23. Through what symbol is the virtue of industry taught to Masons?
24. What is the meaning of the All Seeing Eye?
25. According to Plutarch, which Egyptian Gods are attributed to the
three sides of the Pythagorean Triangle?
26. What are the rights of a Master Mason?
27. What are the responsibilities of a Master Mason?
28. Is Lodge attendance mandatory?
29. Who has the right to vote in a Lodge? Can a member be excused from
voting if he has good reason?
30. If you have an objection to a petition, when is the proper time
to raise this objection?

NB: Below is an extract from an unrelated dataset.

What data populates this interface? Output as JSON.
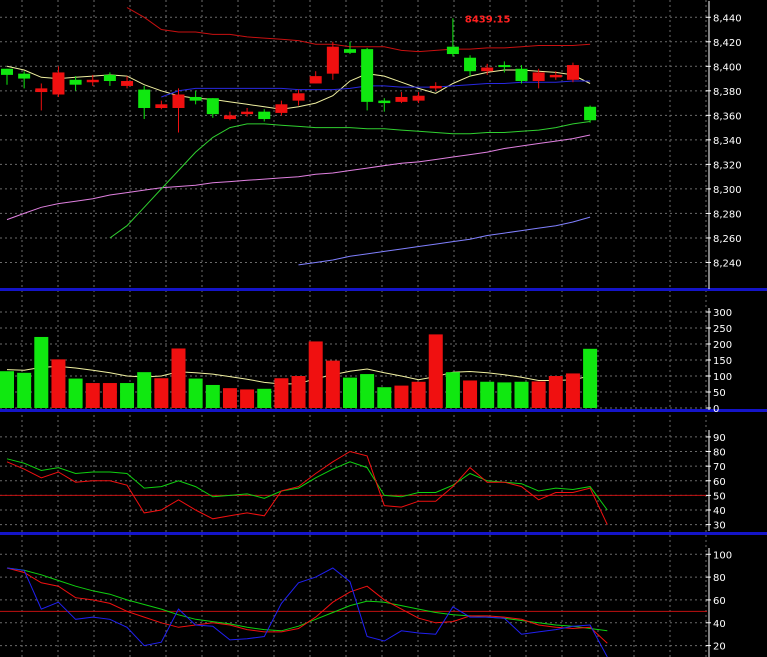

31. Can you discuss how you voted with other members of the Lodge?
32. What are the financial responsibilities of a Mason to his Lodge?
33. What are the four ways in which membership may be terminated?
34. Can we discuss religious and partisan political issues within a
35. Name the Elected Officers of a Masonic Lodge.
36. Name the Appointed Officers of a Masonic Lodge. Who appoints these
37. How many mainstream Grand Lodges are there in the United States?
38. What is "per capita" and where does it come from?
39. How many Ancient Landmarks are there in our Jurisdiction? What
40. Only visitors from what sort of other Masonic Jurisdictions are
permitted to visit our Lodges and we theirs?
41. When was the Grand Lodge of California formed?
42. Briefly describe Prince Hall Freemasonry. In what year did the
Grand Lodge of California recognize its Prince Hall counterpart?
43. What is the name of the volume containing our Masonic Law?
44. When is the Annual Communication of the Grand Lodge, and where
does it take place?
45. Who may attend these sessions?
46. What are the titles of the seven elective Grand Officers of our
47. How long does the Grand Master serve?
48. How have the lessons of Freemasonry made you a better person?
49. What suggestion(s) would you make for improving this course.
50. Did reading this book add anything to your experience in taking
the Third Degree of Masonry?
to Main Course Page Return
to top of page